US Secretary of State John Kerry is expected to land in Israel imminently to spur along peace talks, and while it may be a new year in the region he’ll find that all the same problems remain.
The peace process occupies the respective front pages of Israel Hayom and Maariv but each reports on different developments. Israel Hayom (which gives 2014 a two-page spread up front – more on that later) focuses on a possible first draft for a framework for permanent status negotiations with the Palestinians. The paper quotes anonymous Knesset members who have seen draft versions that call for a demilitarized Palestinian state, recognition of Israel as a Jewish state, and borders of a Palestinian state that will be based on the 1967 lines. But as the article points out, there are gaps that exist between the two sides and the framework is not a done deal.
Maariv reports that the Israeli side is trying to come up with some unique solutions for peace, including offering to cede control over an area in Israel where 300,000 Israeli Arabs live, known as the “Triangle.” The idea is that Israel would give up sovereignty of the Triangle (located close to the Green Line) in exchange for land swaps in the West Bank, which would help Netanyahu give the Palestinians more land, while helping to maintain the Jewish character of Israel. However, Maariv waits until the end of the article to point out that this proposal isn’t really central to Israel’s position right now and isn’t even being discussed in the main talks with Kerry.
Maariv also carries an interview with Palestinian Authority Prime Minister Rami Hamdallah in which he tells the paper that the Palestinians won’t give up on the Jordan Valley.

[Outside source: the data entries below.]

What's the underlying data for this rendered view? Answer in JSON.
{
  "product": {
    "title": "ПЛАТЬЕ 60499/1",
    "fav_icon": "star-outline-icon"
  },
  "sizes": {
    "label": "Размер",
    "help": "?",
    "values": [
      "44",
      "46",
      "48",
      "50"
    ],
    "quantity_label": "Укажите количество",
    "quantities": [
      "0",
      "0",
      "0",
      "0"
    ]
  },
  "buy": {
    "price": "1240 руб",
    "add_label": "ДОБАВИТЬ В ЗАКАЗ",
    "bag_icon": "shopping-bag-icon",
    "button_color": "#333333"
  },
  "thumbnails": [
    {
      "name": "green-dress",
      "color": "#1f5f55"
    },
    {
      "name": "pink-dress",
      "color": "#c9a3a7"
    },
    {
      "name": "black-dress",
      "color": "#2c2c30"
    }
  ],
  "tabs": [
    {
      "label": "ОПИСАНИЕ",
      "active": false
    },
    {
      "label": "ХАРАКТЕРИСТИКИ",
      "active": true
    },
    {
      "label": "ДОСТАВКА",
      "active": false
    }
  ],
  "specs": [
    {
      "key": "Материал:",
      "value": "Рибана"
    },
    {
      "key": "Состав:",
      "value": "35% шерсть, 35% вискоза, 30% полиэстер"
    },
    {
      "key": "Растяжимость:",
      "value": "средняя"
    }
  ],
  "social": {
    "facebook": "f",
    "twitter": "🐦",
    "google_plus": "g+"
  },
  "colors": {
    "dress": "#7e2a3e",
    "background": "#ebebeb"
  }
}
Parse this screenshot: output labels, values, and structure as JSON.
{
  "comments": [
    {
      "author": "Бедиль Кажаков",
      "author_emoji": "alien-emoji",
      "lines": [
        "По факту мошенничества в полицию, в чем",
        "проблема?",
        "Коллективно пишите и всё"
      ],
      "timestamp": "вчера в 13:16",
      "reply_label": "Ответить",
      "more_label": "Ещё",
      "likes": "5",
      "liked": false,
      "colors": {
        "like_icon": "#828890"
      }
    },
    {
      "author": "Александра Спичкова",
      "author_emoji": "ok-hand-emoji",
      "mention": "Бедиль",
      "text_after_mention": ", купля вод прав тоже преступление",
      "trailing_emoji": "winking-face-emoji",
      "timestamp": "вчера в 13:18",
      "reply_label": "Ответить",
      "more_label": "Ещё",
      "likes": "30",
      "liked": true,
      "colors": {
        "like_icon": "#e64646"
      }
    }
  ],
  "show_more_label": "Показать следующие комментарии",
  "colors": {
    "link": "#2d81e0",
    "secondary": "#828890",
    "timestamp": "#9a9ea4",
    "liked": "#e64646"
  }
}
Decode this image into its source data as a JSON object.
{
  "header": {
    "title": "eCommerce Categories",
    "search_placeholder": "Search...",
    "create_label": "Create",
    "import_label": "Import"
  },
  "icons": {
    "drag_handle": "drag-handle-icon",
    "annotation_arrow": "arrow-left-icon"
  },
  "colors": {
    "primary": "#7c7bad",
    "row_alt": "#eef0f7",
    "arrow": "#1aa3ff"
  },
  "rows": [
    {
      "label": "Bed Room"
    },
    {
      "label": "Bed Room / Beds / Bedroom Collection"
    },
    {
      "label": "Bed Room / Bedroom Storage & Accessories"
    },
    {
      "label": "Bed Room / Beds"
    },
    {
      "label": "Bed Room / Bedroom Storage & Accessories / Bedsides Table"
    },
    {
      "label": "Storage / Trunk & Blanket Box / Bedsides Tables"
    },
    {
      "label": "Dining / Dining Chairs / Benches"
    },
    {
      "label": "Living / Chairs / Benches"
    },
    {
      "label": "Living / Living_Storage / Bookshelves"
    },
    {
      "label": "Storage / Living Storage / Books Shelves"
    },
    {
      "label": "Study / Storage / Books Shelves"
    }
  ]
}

Speaking at an event in the valley he said, “We are sending a clear message to Israel and the Americans — the Jordan Valley is the Palestinians.” Hamdallah also dismissed rumors that the Palestinians might break off talks, saying, “We made a promise to the Americans to hold talks through April and we will stand by that promise.”
Over at Haaretz, the front page story isn’t about peace talks, but rather how Israeli defense firms skirted the law in 2013. According to the Defense Ministry there were 172 violations of Israel’s Defense Export Control Law by firms that supply arms and other security related services. This is significant uptick in violations from 2011 when there were just 43 reported violations. While the paper is scant on details of the specific violations, they seem to fall under the umbrella of exporting technology or equipment without proper authorization. The paper reports that in 2013 there were 14 hearings against companies who violated the act and imposed fines of over four million shekels ($1.15 million).
If only the government could use some of those fines to offset the price hikes that take effect January 1. Instead of celebrating the New Year, Yedioth Ahronoth acts like a grumpy old man and complains about 2014’s price hikes on its front page. So what will cost more in the new year? Public transportation rose 4.7%, property taxes were upped 3.5%, cigarettes cost more, and so does gas. As if that’s not enough, the paper includes another story about how the price of vegetables is also on the rise. Unfortunately for Israel’s workers, there’s no article about a rise in salaries.
More training please
This year’s tough budget cuts have produced what Maariv terms a “lively discussion” in the IDF about the lack of training. According to the paper, high-level officers have complained to Chief of Staff Benny Gantz about the lack. The paper references senior officers saying that the level of training is similar to the time period before the Second Lebanon War (where the lack of training is widely thought to have harmed the IDF’s effectiveness). One anonymous officer told the paper that there is a huge hole in the army’s strength because of the budget cuts. “In my opinion,” he said, “I don’t think the average Israeli citizen has any idea just how big that gap truly is.”
While the IDF is worrying about training, the Knesset is trying to approve a law that would allow Chabad missionaries around the world to have their service be recognized as National Service (a civil alternative to army service). The bill was approved in committee by a vote of 5-3 despite the reservations of the IDF. The army is opposed to the bill because it fears that people will go abroad as Chabad missionaries to avoid their service.
New Year celebrations
Kissing couples, fireworks, and a column by Boaz Bismuth celebrate 2014 in the first two pages of Israel Hayom. Bismuth uses his column to reflect on 2013 and he starts close to home. “We thought that 2013 would be the last year of President Bashar Assad in power,” he writes. And not only did that not happen, it got even worse for Syria, “[Assad] received a green light to kill his people…Assad got the message: It’s okay to kill but only conventional weapons. The Syrian president – his stain of shame of 2013 is still staining us in the New Year.” Despite the negative aspects of 2013, Bismuth ends on a kind note, “The world can always be better, but it can also be worse. So please smile – it is in style and affordable.”